August 7th, 1974
When I started this blog, I wanted to focus on actors and actresses many people probably recognise, but whose name you might not necessarily know, and I decided a few months back that I’d like to do a post about Michael Shannon, because I think he’s just grand. I feel like right now he’s on that cusp though, perhaps not of becoming a huge star, but definitely of being a character actor who is a little more than “that guy who was in that other thing”, someone who gets third billing in the occasional summer action flick, and first billing in indie dramas, like a Giovanni Ribisi or Dermot Mulroney.

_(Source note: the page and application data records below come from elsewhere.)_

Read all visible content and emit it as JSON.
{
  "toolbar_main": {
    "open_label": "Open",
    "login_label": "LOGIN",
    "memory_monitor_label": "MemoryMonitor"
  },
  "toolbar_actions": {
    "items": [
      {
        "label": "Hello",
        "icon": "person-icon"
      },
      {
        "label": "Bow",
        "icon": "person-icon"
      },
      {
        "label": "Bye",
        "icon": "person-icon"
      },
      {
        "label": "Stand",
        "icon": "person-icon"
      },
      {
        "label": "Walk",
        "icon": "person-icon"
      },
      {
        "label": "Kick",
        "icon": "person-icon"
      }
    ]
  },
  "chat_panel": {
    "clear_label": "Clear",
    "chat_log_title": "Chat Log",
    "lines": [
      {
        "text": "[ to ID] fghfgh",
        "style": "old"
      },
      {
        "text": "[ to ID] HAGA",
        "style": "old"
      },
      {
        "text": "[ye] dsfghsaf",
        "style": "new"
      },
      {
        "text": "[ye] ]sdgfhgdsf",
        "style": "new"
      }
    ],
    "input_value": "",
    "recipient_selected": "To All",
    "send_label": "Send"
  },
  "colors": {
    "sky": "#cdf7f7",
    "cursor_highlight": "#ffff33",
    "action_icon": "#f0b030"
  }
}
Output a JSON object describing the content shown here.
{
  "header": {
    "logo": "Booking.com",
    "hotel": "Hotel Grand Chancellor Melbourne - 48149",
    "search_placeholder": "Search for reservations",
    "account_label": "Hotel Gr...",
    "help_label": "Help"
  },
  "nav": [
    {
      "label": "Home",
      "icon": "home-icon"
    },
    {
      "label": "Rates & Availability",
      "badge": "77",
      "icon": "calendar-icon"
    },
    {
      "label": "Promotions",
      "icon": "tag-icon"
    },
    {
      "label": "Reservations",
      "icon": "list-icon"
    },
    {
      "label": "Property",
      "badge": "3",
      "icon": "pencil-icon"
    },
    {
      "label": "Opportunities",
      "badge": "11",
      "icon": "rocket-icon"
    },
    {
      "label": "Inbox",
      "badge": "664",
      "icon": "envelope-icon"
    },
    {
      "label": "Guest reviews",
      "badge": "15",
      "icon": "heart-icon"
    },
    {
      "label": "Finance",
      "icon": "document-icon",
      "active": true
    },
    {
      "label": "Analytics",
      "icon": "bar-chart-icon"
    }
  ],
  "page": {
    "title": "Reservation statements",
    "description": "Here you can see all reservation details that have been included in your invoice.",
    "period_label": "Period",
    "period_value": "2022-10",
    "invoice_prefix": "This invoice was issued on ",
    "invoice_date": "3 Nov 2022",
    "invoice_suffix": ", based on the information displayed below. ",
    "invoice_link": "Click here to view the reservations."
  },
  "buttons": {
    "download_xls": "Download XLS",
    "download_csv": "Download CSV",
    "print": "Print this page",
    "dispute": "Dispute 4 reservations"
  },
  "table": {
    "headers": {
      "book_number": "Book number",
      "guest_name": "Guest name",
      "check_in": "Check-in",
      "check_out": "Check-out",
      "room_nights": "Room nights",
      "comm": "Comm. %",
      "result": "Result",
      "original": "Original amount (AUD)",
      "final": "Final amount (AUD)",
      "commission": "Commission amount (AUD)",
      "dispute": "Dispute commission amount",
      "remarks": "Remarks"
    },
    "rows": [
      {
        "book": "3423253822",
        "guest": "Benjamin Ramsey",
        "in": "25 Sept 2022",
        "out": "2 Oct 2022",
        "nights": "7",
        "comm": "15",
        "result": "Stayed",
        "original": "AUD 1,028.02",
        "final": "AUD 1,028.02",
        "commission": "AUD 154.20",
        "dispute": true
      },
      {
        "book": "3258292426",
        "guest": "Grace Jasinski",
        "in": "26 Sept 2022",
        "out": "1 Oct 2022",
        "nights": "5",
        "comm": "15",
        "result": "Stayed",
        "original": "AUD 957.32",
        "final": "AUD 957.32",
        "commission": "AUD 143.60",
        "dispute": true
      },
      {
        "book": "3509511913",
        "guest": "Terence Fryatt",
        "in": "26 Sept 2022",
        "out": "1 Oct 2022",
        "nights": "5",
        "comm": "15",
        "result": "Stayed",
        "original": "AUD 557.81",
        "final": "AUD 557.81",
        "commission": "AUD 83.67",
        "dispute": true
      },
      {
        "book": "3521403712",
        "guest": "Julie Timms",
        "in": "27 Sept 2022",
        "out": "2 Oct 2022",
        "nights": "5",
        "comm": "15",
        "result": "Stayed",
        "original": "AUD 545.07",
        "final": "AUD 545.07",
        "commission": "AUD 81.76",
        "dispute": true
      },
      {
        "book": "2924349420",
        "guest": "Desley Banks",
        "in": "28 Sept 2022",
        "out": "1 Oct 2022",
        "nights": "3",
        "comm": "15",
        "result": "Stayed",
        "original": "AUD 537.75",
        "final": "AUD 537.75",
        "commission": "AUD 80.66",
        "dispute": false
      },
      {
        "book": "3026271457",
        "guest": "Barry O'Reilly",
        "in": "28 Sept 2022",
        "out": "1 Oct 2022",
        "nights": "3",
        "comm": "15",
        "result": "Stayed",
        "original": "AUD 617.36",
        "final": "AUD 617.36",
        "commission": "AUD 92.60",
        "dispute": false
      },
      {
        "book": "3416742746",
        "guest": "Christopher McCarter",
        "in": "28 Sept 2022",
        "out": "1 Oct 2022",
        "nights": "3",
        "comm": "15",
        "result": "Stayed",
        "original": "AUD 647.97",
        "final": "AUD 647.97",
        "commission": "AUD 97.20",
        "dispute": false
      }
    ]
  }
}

I first remember noticing
Shannon in the late, great Sidney Lumet’s 2007 film Before The Devil Knows You’re Dead. (Possible Spoiler Warning) He plays the brother-in-law of a crook who died in a failed heist orchestrated by Ethan Hawke and Phillip Seymour Hoffman, and generally has to lounge about and be threatening to Hawke. Man, that doesn’t really seem like an acting task you’d have to put much effort into, but Shannon almost walks away with the entire film, which in a cast of fairly strong hitters is no mean feat. My boyfriend and I were pausing the dvd after each scene he was in to exclaim “who is this guy?” and “We have to have seen him in something before, there is no way someone can be this good, this distinctive and strange, and not have showed up being awesome in something else.”

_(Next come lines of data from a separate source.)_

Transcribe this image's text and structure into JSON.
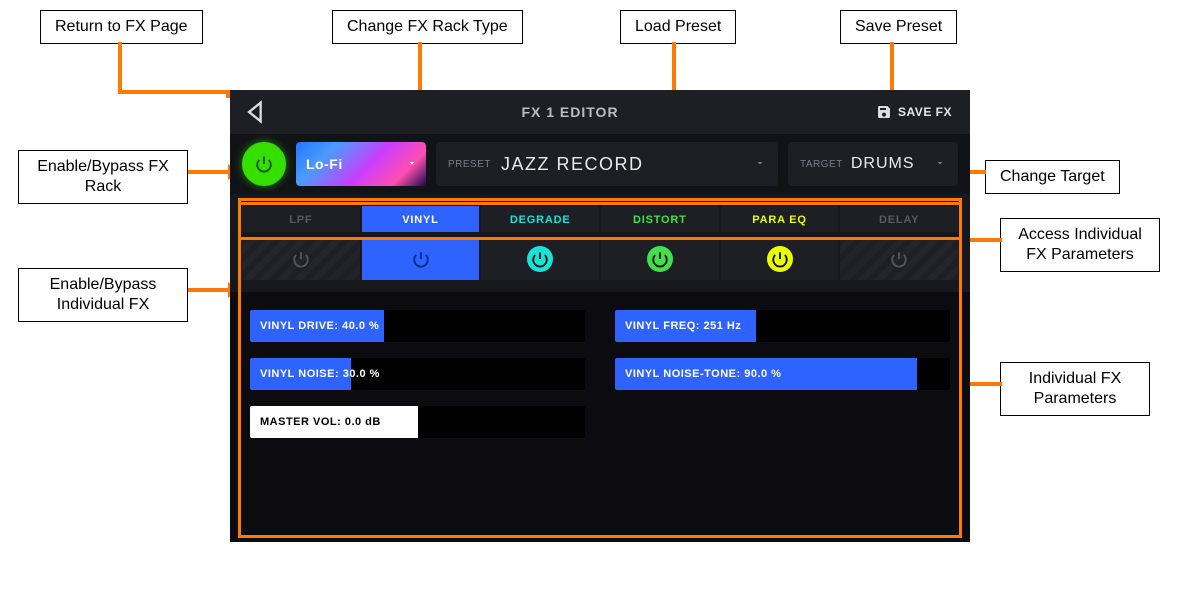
{
  "annotations": {
    "return_fx": "Return to FX Page",
    "change_rack": "Change FX Rack Type",
    "load_preset": "Load Preset",
    "save_preset": "Save Preset",
    "enable_rack": "Enable/Bypass FX Rack",
    "change_target": "Change Target",
    "enable_indiv": "Enable/Bypass Individual FX",
    "access_indiv": "Access Individual FX Parameters",
    "indiv_params": "Individual FX Parameters"
  },
  "header": {
    "title": "FX 1 EDITOR",
    "save_label": "SAVE FX"
  },
  "rack": {
    "type_label": "Lo-Fi",
    "preset_label": "PRESET",
    "preset_value": "JAZZ RECORD",
    "target_label": "TARGET",
    "target_value": "DRUMS"
  },
  "tabs": [
    {
      "label": "LPF",
      "color": "dim",
      "active": false,
      "enabled": false
    },
    {
      "label": "VINYL",
      "color": "white",
      "active": true,
      "enabled": true
    },
    {
      "label": "DEGRADE",
      "color": "teal",
      "active": false,
      "enabled": true,
      "pwr_color": "#16e4d8"
    },
    {
      "label": "DISTORT",
      "color": "green",
      "active": false,
      "enabled": true,
      "pwr_color": "#3fe04a"
    },
    {
      "label": "PARA EQ",
      "color": "yellow",
      "active": false,
      "enabled": true,
      "pwr_color": "#eaff00"
    },
    {
      "label": "DELAY",
      "color": "dim",
      "active": false,
      "enabled": false
    }
  ],
  "params": [
    {
      "label": "VINYL DRIVE: 40.0 %",
      "pct": 40,
      "style": "blue"
    },
    {
      "label": "VINYL FREQ: 251 Hz",
      "pct": 42,
      "style": "blue"
    },
    {
      "label": "VINYL NOISE: 30.0 %",
      "pct": 30,
      "style": "blue"
    },
    {
      "label": "VINYL NOISE-TONE: 90.0 %",
      "pct": 90,
      "style": "blue"
    },
    {
      "label": "MASTER VOL: 0.0 dB",
      "pct": 50,
      "style": "white",
      "half": true
    }
  ]
}
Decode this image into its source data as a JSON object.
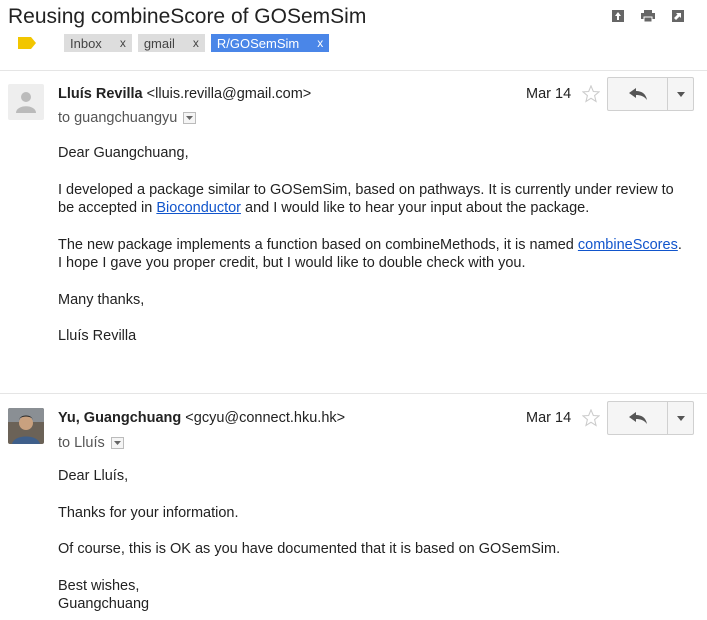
{
  "thread": {
    "subject": "Reusing combineScore of GOSemSim",
    "labels": [
      {
        "text": "Inbox",
        "close": "x"
      },
      {
        "text": "gmail",
        "close": "x"
      },
      {
        "text": "R/GOSemSim",
        "close": "x"
      }
    ],
    "icons": [
      "archive-icon",
      "print-icon",
      "new-window-icon"
    ]
  },
  "messages": [
    {
      "sender_name": "Lluís Revilla",
      "sender_email": "<lluis.revilla@gmail.com>",
      "to": "to guangchuangyu",
      "date": "Mar 14",
      "body": {
        "greeting": "Dear Guangchuang,",
        "p1_a": "I developed a package similar to GOSemSim, based on pathways. It is currently under review to be accepted in ",
        "p1_link": "Bioconductor",
        "p1_b": " and I would like to hear your input about the package.",
        "p2_a": "The new package implements a function based on combineMethods, it is named ",
        "p2_link": "combineScores",
        "p2_b": ". I hope I gave you proper credit, but I would like to double check with you.",
        "thanks": "Many thanks,",
        "signature": "Lluís Revilla"
      }
    },
    {
      "sender_name": "Yu, Guangchuang",
      "sender_email": "<gcyu@connect.hku.hk>",
      "to": "to Lluís",
      "date": "Mar 14",
      "body": {
        "greeting": "Dear Lluís,",
        "p1": "Thanks for your information.",
        "p2": "Of course, this is OK as you have documented that it is based on GOSemSim.",
        "closing1": "Best wishes,",
        "closing2": "Guangchuang"
      }
    }
  ],
  "colors": {
    "accent_label": "#4a86e8",
    "link": "#1155cc",
    "importance": "#f2c600"
  }
}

Checking ye olde IMDB confirmed that I had indeed seen him being awesome in something else- Jeff Nichols’ Shotgun Stories, a deceptively low-key independent tragedy of Shakespearian proportions about two families of half-brothers locked in a blood feud following the death of their father.
Shannon plays the eldest brother with a mixture of quiet dignity and barely repressed rage. He also has apparently been in a million and one HUGE movies which completely passed me by – Revolutionary Road, Pearl Harbour, Vanilla Sky. He’s set to play General Zod in the next Superman movie.
So, when Take Shelter, the next film directed by Nichols, and also starring Michael Shannon, came around, I was pretty psyched to see it. It was during the film festival in
, I had my ticket for on a Friday night (nerd!), front row centre, and oh my I was not prepared for this film, or this performance. Shannon plays a loving father and husband, with a good blue-collar job in Ohio, who starts having violent nightmares, leading to paranoid delusions, leading to both trying to seek psychiatric care and to rapidly build a storm shelter in his back yard. Like in Shotgun Stories, Wellington Shannon plays a man who loves his family and is trying to do best by them, but in this case that requires asking for their help, and that’s a painfully difficult thing. There were moments in this film where I wasn’t just crying, I was shaking from feeling this character’s stress and fear so acutely. Shannon’s done his research – I was especially impressed by how, when he finally does tell his wife what is happening for him, his voice comes out thick and slurred, and his mouth moves like he’s having trouble forming the words. Times I’ve been in bad, bad depressions, I remember that happening, though I’d mostly forgotten it until I saw him do it. The film lags a little in the final five minutes, but that doesn’t take away much. I can’t wait for the dvd so I can watch it again, and I can’t wait to see Shannon in more.